(Data about app and page elements)
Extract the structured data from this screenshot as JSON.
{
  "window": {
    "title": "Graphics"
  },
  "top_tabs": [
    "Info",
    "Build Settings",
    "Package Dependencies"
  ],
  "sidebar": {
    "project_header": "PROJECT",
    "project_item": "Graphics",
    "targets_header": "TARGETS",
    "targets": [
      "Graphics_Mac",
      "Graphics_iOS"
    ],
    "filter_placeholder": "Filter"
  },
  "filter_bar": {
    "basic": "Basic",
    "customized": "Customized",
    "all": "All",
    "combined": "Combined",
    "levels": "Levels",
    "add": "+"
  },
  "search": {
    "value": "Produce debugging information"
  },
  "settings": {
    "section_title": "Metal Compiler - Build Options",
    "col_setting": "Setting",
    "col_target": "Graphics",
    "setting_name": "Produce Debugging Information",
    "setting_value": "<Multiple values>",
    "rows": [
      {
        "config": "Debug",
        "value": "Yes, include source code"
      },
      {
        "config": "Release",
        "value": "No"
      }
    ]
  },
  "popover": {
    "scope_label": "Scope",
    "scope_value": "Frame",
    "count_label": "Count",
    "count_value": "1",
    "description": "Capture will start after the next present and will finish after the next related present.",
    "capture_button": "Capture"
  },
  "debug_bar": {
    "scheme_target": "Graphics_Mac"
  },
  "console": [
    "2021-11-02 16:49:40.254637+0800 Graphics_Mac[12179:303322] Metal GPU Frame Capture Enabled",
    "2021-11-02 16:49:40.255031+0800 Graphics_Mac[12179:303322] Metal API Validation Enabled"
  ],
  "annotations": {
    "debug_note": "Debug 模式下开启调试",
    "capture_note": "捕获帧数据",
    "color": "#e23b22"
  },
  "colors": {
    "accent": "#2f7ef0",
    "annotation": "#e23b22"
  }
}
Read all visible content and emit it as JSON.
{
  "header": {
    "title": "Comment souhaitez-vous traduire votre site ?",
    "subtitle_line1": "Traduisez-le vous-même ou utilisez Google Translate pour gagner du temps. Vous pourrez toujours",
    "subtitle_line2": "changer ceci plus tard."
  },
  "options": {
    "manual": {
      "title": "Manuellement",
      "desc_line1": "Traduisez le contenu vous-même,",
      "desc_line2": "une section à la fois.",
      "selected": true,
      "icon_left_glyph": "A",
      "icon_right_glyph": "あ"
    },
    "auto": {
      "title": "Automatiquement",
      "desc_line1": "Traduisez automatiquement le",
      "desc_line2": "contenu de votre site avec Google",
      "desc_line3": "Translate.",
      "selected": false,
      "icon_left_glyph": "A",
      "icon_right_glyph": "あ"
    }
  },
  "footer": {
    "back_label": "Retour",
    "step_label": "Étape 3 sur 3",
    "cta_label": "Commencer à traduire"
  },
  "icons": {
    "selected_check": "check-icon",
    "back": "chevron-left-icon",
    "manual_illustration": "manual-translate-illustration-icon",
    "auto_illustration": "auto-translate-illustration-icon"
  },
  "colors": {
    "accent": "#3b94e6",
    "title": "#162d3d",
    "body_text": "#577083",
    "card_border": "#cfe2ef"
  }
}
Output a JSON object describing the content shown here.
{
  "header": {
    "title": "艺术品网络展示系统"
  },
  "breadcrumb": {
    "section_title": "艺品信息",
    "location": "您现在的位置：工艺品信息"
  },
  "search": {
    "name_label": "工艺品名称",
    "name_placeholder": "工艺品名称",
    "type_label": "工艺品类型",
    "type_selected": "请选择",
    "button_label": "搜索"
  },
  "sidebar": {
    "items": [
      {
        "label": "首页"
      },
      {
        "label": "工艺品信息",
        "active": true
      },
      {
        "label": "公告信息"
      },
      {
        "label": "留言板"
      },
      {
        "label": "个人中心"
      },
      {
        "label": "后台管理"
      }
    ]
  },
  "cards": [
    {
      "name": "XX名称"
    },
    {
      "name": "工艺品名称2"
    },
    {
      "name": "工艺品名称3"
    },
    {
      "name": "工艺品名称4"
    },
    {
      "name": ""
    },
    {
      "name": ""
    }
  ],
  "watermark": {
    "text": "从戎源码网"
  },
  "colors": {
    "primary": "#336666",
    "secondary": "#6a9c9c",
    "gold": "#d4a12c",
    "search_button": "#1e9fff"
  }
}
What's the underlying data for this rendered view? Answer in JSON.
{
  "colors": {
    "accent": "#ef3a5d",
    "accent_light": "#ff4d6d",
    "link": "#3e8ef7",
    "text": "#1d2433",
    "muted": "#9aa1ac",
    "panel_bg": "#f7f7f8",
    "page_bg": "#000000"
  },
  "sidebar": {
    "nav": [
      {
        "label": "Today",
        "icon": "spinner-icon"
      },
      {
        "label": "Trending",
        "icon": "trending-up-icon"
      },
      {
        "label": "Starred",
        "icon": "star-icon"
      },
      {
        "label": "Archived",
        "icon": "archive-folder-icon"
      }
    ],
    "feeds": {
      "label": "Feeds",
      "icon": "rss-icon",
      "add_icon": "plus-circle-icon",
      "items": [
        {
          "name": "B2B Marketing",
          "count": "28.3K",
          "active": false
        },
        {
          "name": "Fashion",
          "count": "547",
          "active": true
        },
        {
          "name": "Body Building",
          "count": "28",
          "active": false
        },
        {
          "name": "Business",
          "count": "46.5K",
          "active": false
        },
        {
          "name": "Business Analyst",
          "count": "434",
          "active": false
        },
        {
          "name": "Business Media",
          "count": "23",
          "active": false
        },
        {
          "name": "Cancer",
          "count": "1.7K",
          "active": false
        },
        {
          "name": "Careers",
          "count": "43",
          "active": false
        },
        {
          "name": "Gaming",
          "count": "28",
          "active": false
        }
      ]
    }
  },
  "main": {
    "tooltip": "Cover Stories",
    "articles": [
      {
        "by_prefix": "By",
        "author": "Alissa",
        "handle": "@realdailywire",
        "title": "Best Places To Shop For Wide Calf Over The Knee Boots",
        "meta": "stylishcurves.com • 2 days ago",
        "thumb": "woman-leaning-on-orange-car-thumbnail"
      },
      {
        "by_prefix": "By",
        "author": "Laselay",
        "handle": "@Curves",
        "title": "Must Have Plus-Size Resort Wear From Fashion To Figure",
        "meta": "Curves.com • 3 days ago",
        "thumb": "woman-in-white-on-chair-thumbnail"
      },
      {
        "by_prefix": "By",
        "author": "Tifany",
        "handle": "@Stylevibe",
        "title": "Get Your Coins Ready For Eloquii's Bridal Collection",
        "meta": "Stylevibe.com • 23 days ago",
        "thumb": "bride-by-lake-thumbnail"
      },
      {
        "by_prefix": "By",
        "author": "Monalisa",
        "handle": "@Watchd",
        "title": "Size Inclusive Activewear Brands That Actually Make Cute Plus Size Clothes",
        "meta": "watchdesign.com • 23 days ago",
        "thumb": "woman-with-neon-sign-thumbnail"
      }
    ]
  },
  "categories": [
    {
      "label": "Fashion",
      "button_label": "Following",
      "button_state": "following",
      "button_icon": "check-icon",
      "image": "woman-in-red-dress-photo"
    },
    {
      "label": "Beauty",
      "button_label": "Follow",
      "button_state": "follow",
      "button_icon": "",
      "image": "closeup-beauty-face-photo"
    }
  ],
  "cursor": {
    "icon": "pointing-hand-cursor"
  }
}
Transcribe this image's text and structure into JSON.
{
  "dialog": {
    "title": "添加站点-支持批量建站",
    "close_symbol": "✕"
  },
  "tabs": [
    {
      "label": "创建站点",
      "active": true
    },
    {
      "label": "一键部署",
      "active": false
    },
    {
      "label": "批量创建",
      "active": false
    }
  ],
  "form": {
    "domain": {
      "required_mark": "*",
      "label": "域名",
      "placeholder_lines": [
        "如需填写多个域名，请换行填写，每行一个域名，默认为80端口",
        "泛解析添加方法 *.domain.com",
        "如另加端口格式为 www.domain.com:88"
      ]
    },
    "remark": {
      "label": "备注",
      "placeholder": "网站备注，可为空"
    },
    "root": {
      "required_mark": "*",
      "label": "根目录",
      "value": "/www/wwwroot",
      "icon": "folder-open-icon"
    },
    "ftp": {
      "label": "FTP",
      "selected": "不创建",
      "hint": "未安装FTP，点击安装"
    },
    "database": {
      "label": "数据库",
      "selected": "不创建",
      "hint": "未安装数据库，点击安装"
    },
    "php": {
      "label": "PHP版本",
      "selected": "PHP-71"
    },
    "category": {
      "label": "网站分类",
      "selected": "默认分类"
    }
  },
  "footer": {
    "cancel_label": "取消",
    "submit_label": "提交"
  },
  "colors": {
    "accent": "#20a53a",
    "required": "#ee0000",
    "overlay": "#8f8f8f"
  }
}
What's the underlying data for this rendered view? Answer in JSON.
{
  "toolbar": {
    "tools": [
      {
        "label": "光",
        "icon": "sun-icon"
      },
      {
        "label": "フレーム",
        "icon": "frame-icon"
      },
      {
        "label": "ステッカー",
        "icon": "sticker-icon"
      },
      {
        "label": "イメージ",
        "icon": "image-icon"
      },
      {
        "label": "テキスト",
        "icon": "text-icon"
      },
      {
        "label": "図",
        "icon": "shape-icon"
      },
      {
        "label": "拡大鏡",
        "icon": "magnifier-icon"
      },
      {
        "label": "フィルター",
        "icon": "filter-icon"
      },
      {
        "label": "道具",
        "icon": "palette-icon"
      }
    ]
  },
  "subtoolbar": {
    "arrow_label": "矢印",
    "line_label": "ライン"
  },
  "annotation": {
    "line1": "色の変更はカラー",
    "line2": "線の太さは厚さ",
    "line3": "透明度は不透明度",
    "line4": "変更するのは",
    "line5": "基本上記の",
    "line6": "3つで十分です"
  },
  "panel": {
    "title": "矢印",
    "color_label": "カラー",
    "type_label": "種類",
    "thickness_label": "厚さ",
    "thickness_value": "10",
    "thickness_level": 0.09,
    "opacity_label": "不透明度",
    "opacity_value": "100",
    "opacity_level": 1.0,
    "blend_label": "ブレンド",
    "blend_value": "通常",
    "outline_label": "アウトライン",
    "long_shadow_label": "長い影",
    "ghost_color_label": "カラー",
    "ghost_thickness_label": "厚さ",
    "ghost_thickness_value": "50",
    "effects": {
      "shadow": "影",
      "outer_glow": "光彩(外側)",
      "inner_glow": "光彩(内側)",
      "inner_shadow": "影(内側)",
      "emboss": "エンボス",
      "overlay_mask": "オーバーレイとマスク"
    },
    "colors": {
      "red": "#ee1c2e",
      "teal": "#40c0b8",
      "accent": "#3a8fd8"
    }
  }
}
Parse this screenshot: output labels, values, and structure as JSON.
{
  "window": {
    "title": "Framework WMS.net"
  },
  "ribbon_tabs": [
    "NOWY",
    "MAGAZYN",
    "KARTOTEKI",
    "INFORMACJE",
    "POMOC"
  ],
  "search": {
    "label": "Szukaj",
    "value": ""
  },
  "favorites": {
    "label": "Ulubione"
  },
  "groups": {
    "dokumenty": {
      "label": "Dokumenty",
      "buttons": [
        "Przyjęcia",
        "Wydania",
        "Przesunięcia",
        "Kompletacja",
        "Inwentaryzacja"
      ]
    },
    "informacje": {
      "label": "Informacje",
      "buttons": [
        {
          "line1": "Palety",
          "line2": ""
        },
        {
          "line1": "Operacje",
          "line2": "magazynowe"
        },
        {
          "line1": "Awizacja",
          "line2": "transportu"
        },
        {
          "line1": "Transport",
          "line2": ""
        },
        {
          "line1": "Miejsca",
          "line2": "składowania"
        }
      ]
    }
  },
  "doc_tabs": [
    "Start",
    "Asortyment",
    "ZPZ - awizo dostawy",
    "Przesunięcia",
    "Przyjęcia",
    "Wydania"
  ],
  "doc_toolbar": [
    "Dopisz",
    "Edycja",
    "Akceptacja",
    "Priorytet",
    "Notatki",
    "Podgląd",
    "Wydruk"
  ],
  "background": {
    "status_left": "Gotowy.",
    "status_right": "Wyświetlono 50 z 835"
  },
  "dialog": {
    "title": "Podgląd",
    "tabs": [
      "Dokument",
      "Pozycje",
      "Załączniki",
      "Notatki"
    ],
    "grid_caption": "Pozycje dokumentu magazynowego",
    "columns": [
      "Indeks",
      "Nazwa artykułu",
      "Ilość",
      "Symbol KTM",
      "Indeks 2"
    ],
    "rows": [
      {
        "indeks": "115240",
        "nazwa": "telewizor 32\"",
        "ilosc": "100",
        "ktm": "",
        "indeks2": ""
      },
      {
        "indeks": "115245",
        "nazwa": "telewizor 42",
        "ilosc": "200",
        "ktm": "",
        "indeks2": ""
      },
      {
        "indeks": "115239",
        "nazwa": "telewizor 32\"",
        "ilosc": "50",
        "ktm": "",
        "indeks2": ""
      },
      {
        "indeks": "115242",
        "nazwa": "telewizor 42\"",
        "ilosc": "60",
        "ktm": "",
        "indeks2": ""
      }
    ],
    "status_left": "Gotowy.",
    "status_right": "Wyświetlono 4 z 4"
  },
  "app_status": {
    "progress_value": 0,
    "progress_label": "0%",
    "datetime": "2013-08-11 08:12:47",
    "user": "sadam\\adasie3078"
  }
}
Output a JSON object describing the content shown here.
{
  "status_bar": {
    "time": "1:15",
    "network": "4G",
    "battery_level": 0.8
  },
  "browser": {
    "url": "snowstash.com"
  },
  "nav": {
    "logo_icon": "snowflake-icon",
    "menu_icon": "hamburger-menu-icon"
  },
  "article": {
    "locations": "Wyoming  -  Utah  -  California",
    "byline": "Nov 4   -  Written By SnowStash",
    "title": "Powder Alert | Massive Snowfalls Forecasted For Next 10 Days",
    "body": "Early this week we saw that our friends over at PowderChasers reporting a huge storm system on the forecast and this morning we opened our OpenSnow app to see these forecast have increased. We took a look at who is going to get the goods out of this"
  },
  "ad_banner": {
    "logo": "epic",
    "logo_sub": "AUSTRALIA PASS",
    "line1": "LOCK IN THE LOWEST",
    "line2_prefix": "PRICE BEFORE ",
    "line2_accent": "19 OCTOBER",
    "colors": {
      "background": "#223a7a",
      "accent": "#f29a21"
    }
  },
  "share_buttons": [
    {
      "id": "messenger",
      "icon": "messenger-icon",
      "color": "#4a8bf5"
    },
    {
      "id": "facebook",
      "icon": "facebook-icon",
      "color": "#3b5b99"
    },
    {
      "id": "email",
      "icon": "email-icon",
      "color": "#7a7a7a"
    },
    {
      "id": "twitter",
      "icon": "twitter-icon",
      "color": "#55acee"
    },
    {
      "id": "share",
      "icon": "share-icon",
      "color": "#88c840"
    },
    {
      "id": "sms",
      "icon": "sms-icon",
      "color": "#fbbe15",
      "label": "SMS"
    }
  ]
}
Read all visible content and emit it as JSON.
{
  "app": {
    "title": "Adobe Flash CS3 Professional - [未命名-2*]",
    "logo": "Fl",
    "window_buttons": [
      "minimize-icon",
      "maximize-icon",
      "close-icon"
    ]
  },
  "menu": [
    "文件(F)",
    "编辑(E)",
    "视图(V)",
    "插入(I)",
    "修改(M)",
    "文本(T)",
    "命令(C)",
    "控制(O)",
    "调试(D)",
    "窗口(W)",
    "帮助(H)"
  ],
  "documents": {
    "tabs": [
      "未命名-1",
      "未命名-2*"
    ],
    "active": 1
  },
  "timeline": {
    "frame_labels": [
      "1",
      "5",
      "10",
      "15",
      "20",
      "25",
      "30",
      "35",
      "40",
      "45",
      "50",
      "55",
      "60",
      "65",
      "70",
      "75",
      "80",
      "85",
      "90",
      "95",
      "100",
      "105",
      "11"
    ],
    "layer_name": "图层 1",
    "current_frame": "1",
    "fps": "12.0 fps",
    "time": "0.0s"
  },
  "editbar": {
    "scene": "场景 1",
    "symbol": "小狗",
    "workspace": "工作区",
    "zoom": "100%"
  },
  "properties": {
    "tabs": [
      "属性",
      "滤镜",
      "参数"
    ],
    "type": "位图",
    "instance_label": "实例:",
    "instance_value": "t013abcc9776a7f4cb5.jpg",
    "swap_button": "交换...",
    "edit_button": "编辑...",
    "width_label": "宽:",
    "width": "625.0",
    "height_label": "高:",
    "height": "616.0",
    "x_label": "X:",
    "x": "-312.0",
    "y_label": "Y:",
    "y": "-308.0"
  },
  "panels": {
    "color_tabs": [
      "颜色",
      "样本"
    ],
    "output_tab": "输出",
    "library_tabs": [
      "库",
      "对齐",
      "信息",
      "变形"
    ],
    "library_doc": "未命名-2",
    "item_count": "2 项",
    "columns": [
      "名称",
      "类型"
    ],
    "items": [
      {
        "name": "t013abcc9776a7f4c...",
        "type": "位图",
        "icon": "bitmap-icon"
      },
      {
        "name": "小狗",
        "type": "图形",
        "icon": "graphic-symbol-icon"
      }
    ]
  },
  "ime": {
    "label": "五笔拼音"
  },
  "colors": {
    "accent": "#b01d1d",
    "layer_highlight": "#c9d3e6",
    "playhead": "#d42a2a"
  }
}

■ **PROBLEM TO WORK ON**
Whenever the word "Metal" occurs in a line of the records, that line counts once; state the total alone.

■ **THE ANSWER**
3